Days after high-profile spat over his scathing Kerry critique, defense minister rejects US proposal for security arrangements
Continued Israeli security presence in the strategic Jordan Valley after a peace agreement has been signed, a condition stipulated by Israel and vehemently opposed by the Palestinians, has been one of several sticking points in the negotiations. The US has proposed a security arrangement consisting of high-tech surveillance combined with the presence of international security forces, an idea Israel has rejected.
Reportedly, Jerusalem has proposed several ideas that would entail an Israeli presence in the Jordan Valley for at least a decade after a peace accord is reached, all of which have been rejected by the Palestinians.
On Thursday, Ya’alon said that “the US and Europe are mistaken and don’t understand the Middle East and the processes taking place there.”
He said that the West was focused on the Palestinian issue, even though it wasn’t the main problem facing the region, and dismissed the US’s recent policies in Egypt vis-a-vis the rapid political change occurring there. Ya’alon stated that the Obama administration “promoted the rule” of the Muslim Brotherhood via elections, but then when the Egyptian military held a “counter-revolution,” the US refrained from helping, even though the military was Washington’s “natural ally.”
Ya’alon was quoted last Tuesday in the daily newspaper Yedioth Ahronoth as making scathing statements about Kerry’s involvement in the peace negotiations, calling him “obsessive” and “messianic,” and describing his West Bank security proposals as worthless. The comments elicited outrage from Washington that led to an apology from the defense minister.
Kerry shrugged off the defense minister’s criticism and insisted that it had no bearing on his or Prime Minister Benjamin Netanyahu’s commitment to pursuing peace.
The peace negotiations between Israel and the PA restarted in July and are set to continue through April.

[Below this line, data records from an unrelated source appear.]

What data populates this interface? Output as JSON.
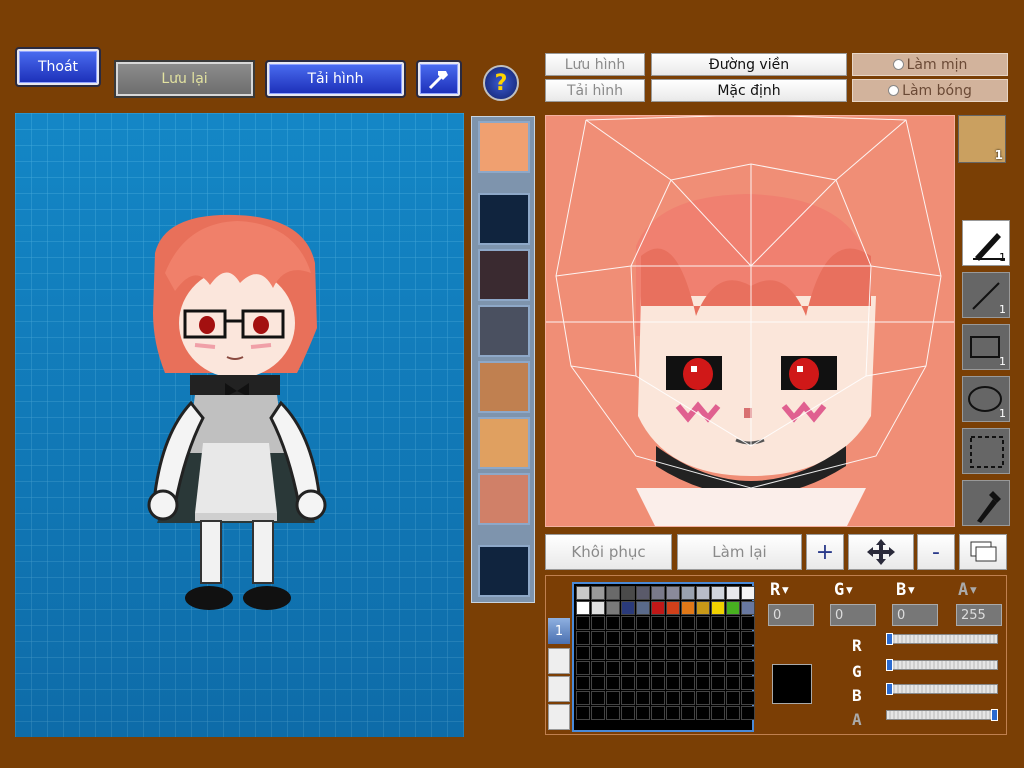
{
  "toolbar": {
    "exit_label": "Thoát",
    "save_label": "Lưu lại",
    "load_label": "Tải hình"
  },
  "editor_buttons": {
    "save_image": "Lưu hình",
    "load_image": "Tải hình",
    "outline": "Đường viền",
    "default": "Mặc định",
    "smooth": "Làm mịn",
    "shade": "Làm bóng",
    "restore": "Khôi phục",
    "redo": "Làm lại",
    "plus": "+",
    "minus": "-"
  },
  "tools": [
    {
      "name": "pen",
      "count": "1"
    },
    {
      "name": "line",
      "count": "1"
    },
    {
      "name": "rectangle",
      "count": "1"
    },
    {
      "name": "ellipse",
      "count": "1"
    },
    {
      "name": "select",
      "count": ""
    },
    {
      "name": "eyedropper",
      "count": ""
    }
  ],
  "avatar_badge": "1",
  "color": {
    "r_value": "0",
    "g_value": "0",
    "b_value": "0",
    "a_value": "255",
    "current": "#000000",
    "swatches": [
      "#c8c8c8",
      "#9a9a9a",
      "#6a6a6a",
      "#4a4a4a",
      "#5a5a6a",
      "#7a7a8a",
      "#8a8a9a",
      "#9aa2b0",
      "#b8bcc8",
      "#d0d4dc",
      "#e8e8ec",
      "#f4f4f4",
      "#ffffff",
      "#e0e0e0",
      "#7a7a7a",
      "#2a3a7a",
      "#5a6a8a",
      "#c01818",
      "#d0401a",
      "#e07818",
      "#c89818",
      "#f0d000",
      "#48b020",
      "#6878a0"
    ],
    "tab_label": "1"
  },
  "colors": {
    "bg": "#7a3f05",
    "accent_blue": "#1c2fb8",
    "canvas_salmon": "#f08e76"
  }
}
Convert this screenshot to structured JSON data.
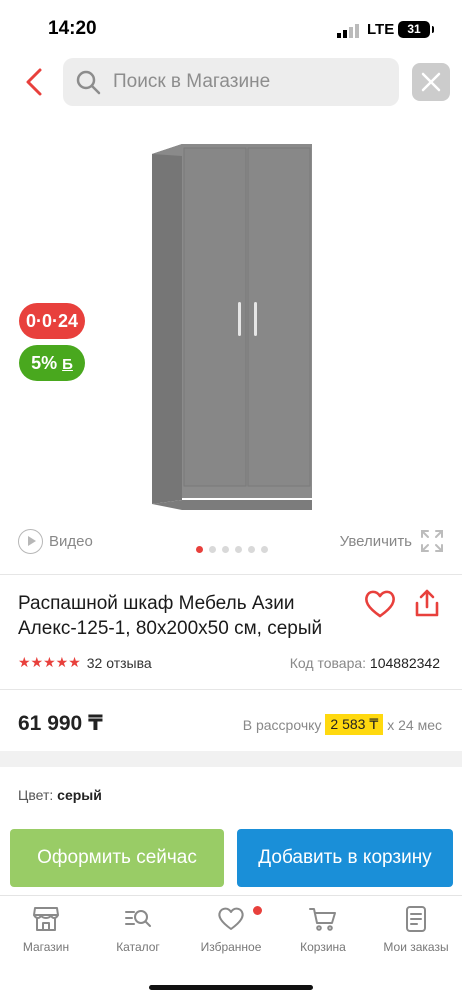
{
  "status_bar": {
    "time": "14:20",
    "network": "LTE",
    "battery": "31"
  },
  "header": {
    "search_placeholder": "Поиск в Магазине"
  },
  "gallery": {
    "badge_installment": "0·0·24",
    "badge_bonus": "5%",
    "badge_bonus_symbol": "Б",
    "video_label": "Видео",
    "zoom_label": "Увеличить",
    "dots_total": 6,
    "dots_active": 1
  },
  "product": {
    "title": "Распашной шкаф Мебель Азии Алекс-125-1, 80x200x50 см, серый",
    "rating_stars": 5,
    "reviews": "32 отзыва",
    "code_label": "Код товара:",
    "code_value": "104882342",
    "price": "61 990 ₸",
    "installment_prefix": "В рассрочку",
    "installment_amount": "2 583 ₸",
    "installment_suffix": "x 24 мес",
    "color_label": "Цвет:",
    "color_value": "серый"
  },
  "actions": {
    "checkout": "Оформить сейчас",
    "add_to_cart": "Добавить в корзину"
  },
  "nav": [
    {
      "label": "Магазин",
      "icon": "store-icon"
    },
    {
      "label": "Каталог",
      "icon": "catalog-search-icon"
    },
    {
      "label": "Избранное",
      "icon": "heart-icon"
    },
    {
      "label": "Корзина",
      "icon": "cart-icon"
    },
    {
      "label": "Мои заказы",
      "icon": "orders-icon"
    }
  ],
  "colors": {
    "accent_red": "#e8403c",
    "bonus_green": "#49a81e",
    "checkout_green": "#99cc66",
    "cart_blue": "#1a8fd8",
    "installment_yellow": "#ffd90f"
  }
}
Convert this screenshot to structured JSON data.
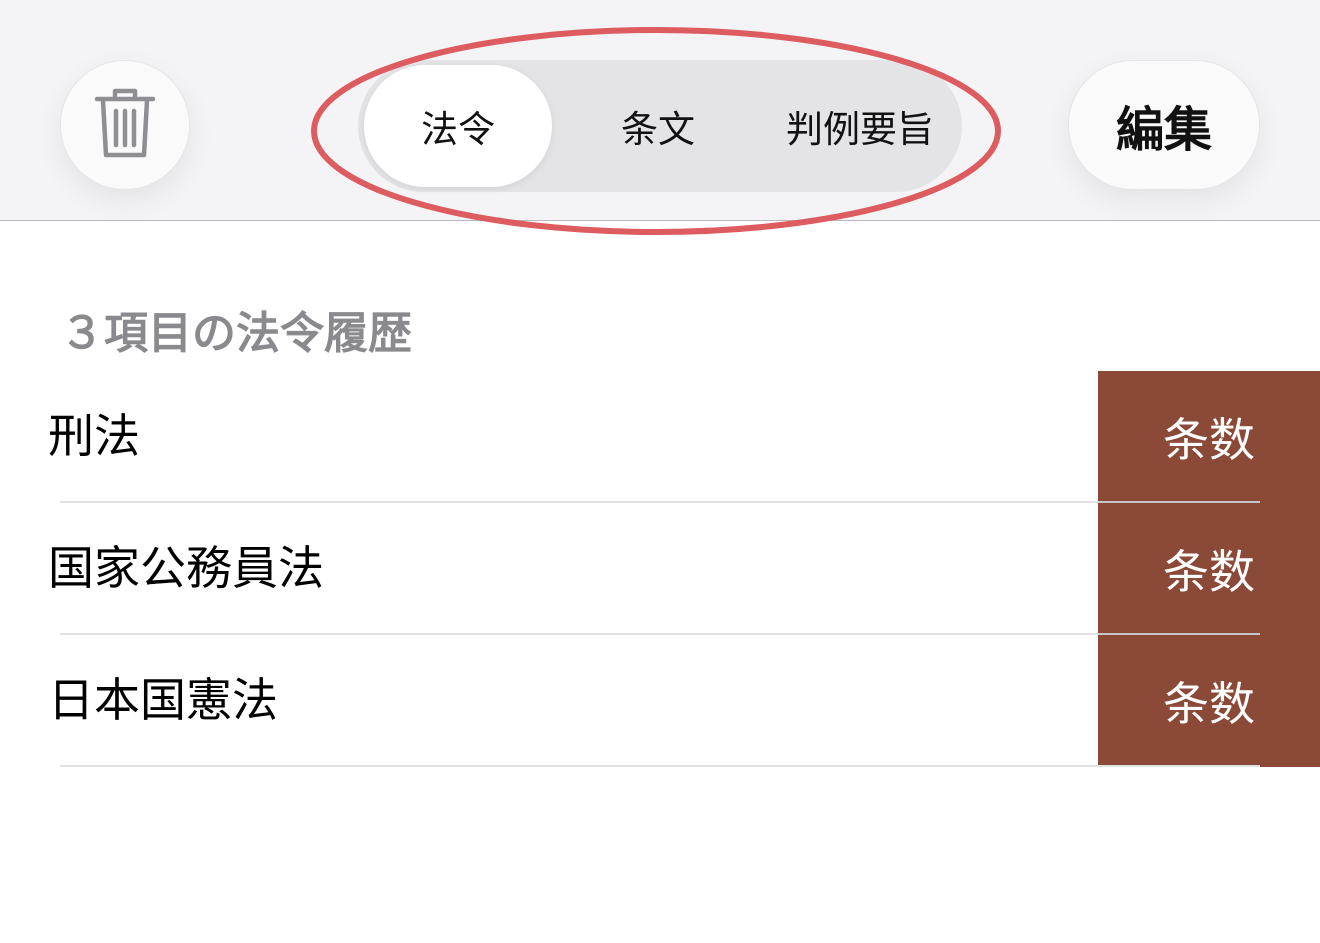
{
  "header": {
    "trash_icon": "trash-icon",
    "segments": [
      {
        "label": "法令",
        "selected": true
      },
      {
        "label": "条文",
        "selected": false
      },
      {
        "label": "判例要旨",
        "selected": false
      }
    ],
    "edit_label": "編集"
  },
  "list": {
    "section_title": "３項目の法令履歴",
    "items": [
      {
        "label": "刑法",
        "action": "条数"
      },
      {
        "label": "国家公務員法",
        "action": "条数"
      },
      {
        "label": "日本国憲法",
        "action": "条数"
      }
    ]
  },
  "colors": {
    "action_background": "#8b4937",
    "highlight_ring": "#dd5c60",
    "header_background": "#f4f4f6",
    "section_title": "#8a8a8e"
  }
}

Recently, Kerry has been trying to push a framework peace deal outlining the contours of an agreement and touching upon all major aspects of the dispute, with the aim of prolonging the negotiations past the April deadline, but the gaps between the two sides remain wide.
Ilan Ben Zion contributed to this report.